I recently read this outstanding article written by Gracy Olmstead at The Gospel Coalition. She argues that the pro-life movement in America needs more Wilberforce-like figures to lead and champion its cause. I strongly agree with this idea and appreciate her putting into words something I’ve been thinking about for quite a while.
If you aren’t familiar with Wilberforce, I would commend to you Amazing Grace: William Wilberforce and the Heroic Campaign to End Slavery. This bestselling biography of Wilberforce details his work to abolish slavery in the UK, as well as the other social and cultural reforms he worked towards during his lifetime.
In Olmstead’s article, she argues:
Wilberforce and his allies didn’t content themselves with advancing a political agenda. They focused on the cultural, social, and ideological mores that allowed slavery to exist in the first place.
During my lifetime, I’ve witnessed so much political capital expended on overturning Roe v. Wade, outlawing abortion via “heartbeat laws” in states, etc… While I can celebrate these aims towards reducing the number of abortions, and thus the number of innocent lives taken before they even have the chance to take their first breath, I wonder if we might be putting the cart before the horse, in a way. Taking a page from Wilberforce’s playbook, why wouldn’t we instead work toward addressing the many social and cultural pressures that are often the cause of a woman’s decision to have an abortion in the first place.
As Olmstead details in her piece:
Almost half of the women who procure abortions are living under the federal poverty line—and many cite financial scarcity as their primary reason for getting an abortion. Understanding this strain, and helping address it, should be an integral part of the pro-life cause—not just on a political level, but on a cultural and grassroots level. It should be a natural extension of the pro-life cause, which is determined to fight for the most vulnerable among us.
This is the strategy Wilberforce utilized when working toward the abolition of slavery. He started a more grassroots movement that eventually won over the “hearts and minds of the British people,” as Olmstead writes. What would that look like in America in 2021? I can’t fathom saying it any more clearly than Olmstead does in the conclusion to her piece:
we’re going to need tender culture warriors and humanitarians, winsome orators and artists.

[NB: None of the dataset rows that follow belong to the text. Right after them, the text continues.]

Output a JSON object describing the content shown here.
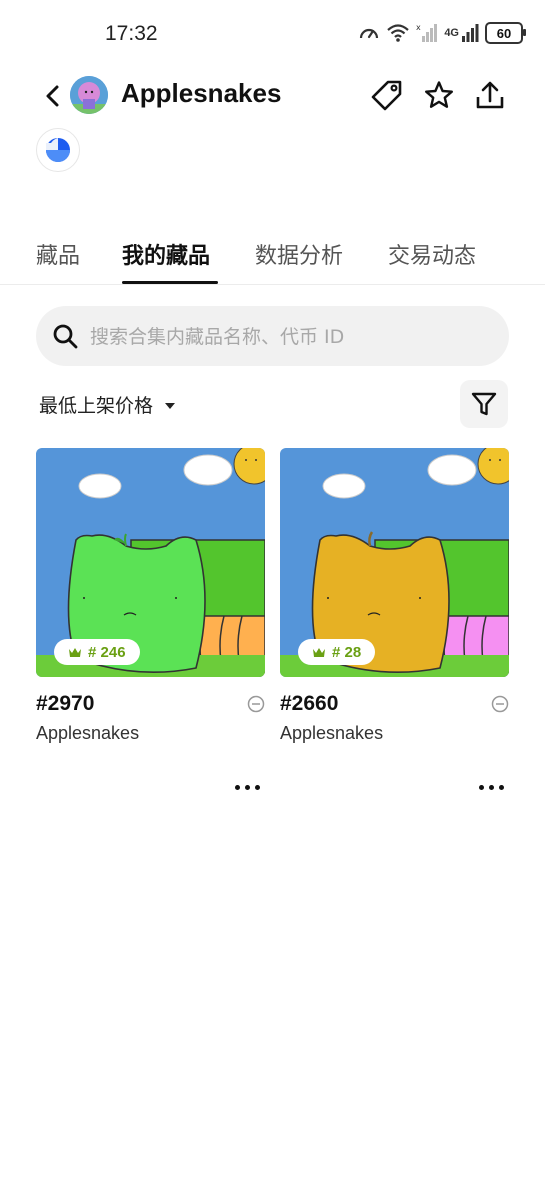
{
  "status_bar": {
    "time": "17:32",
    "battery": "60",
    "network": "4G"
  },
  "header": {
    "title": "Applesnakes"
  },
  "tabs": [
    {
      "label": "藏品",
      "active": false
    },
    {
      "label": "我的藏品",
      "active": true
    },
    {
      "label": "数据分析",
      "active": false
    },
    {
      "label": "交易动态",
      "active": false
    }
  ],
  "search": {
    "placeholder": "搜索合集内藏品名称、代币 ID"
  },
  "sort": {
    "label": "最低上架价格"
  },
  "items": [
    {
      "token": "#2970",
      "collection": "Applesnakes",
      "rank": "# 246",
      "apple_color": "#5be255",
      "stem_color": "#3aa52f",
      "tail_color": "#ffb04f"
    },
    {
      "token": "#2660",
      "collection": "Applesnakes",
      "rank": "# 28",
      "apple_color": "#e6b124",
      "stem_color": "#8a6a2a",
      "tail_color": "#f590f2"
    }
  ]
}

Because pro-lifers won’t be able to win votes unless and until they win over hearts and minds
Partisan politics is not the answer to saving lives from abortion, or from any other cause that falls under the pro-life umbrella (which as an aside I strongly support more than just anti-abortion. I believe God calls us to respect life in all of its forms from birth to natural death). Instead, we need leaders to speak up about these things outside of Washington and call for reform at all levels of society so that we can address the root causes and not just enact more legislation that may or may not actually have the intended effect.
As I’ve written elsewhere, we also need to learn how to disagree well with those who may have different ideas or moral compasses than our own. We can vehemently disagree without demonizing their position or even their existence as a human. It’s only with differing viewpoints and ideas that we can work towards solutions and solve the problems present in our society.
Let’s have compassion on those around us, not jump to judgment of someone’s choice when it may feel like the only choice they have. Let’s work to impact our culture so that it values life in all stages. Let’s encourage our representatives at all levels of government to address poverty, homelessness, child welfare, and all of the underlying social ills that often lead to an abortion. And most of all, let’s look to God in prayer, for the lives not yet born and for those already born. Once we reorient ourselves in this way, we can start to make a real difference for life in our country.